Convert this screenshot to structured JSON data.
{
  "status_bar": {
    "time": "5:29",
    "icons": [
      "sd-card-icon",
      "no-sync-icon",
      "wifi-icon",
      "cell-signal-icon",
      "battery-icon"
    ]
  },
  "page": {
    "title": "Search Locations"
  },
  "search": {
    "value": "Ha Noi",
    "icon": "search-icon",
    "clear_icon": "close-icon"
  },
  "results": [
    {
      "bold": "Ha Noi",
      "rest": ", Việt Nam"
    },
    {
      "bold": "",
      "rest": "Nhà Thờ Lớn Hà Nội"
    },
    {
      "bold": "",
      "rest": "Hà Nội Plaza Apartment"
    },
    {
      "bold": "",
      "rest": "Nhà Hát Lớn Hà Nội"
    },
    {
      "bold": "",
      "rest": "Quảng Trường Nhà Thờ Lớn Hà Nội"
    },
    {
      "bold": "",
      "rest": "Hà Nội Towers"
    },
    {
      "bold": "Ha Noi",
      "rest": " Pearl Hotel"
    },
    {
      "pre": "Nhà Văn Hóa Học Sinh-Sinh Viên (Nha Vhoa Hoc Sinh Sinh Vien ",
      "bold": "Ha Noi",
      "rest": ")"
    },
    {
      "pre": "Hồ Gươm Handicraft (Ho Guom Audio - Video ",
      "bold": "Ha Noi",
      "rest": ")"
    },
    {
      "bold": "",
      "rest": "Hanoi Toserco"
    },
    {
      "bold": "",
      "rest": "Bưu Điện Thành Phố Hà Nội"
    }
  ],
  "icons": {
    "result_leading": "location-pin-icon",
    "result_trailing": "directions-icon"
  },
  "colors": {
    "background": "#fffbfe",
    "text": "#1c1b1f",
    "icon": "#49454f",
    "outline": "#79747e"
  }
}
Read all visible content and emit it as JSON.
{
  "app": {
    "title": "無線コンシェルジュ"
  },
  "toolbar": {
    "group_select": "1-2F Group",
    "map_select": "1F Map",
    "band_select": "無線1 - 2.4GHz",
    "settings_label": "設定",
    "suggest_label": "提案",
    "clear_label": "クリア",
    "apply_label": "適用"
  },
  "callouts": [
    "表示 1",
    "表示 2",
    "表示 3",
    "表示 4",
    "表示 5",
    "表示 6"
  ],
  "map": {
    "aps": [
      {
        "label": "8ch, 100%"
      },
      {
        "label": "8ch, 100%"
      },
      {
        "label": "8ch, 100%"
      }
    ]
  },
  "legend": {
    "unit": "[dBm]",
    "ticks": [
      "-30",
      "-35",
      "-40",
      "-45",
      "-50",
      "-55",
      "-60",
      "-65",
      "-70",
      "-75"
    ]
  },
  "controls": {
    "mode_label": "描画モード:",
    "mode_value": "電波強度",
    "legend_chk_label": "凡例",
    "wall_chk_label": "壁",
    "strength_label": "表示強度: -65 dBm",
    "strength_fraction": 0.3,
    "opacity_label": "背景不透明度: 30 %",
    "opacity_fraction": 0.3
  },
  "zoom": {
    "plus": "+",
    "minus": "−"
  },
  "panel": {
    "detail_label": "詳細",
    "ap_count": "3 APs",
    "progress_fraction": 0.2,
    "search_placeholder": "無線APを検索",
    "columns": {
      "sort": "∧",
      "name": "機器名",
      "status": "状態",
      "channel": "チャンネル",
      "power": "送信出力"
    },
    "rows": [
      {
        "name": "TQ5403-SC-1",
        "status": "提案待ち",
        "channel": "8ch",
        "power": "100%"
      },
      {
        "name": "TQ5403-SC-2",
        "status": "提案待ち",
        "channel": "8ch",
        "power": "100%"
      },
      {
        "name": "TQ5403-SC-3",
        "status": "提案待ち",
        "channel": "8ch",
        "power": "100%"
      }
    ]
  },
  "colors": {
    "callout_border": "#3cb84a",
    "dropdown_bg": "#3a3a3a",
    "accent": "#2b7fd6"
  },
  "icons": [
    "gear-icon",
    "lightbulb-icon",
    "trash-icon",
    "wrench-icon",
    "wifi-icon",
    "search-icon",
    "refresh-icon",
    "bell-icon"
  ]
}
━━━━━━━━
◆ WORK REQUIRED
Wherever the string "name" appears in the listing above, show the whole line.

◆ EXERCISE ANSWER
      "name": "機器名",
        "name": "TQ5403-SC-1",
        "name": "TQ5403-SC-2",
        "name": "TQ5403-SC-3",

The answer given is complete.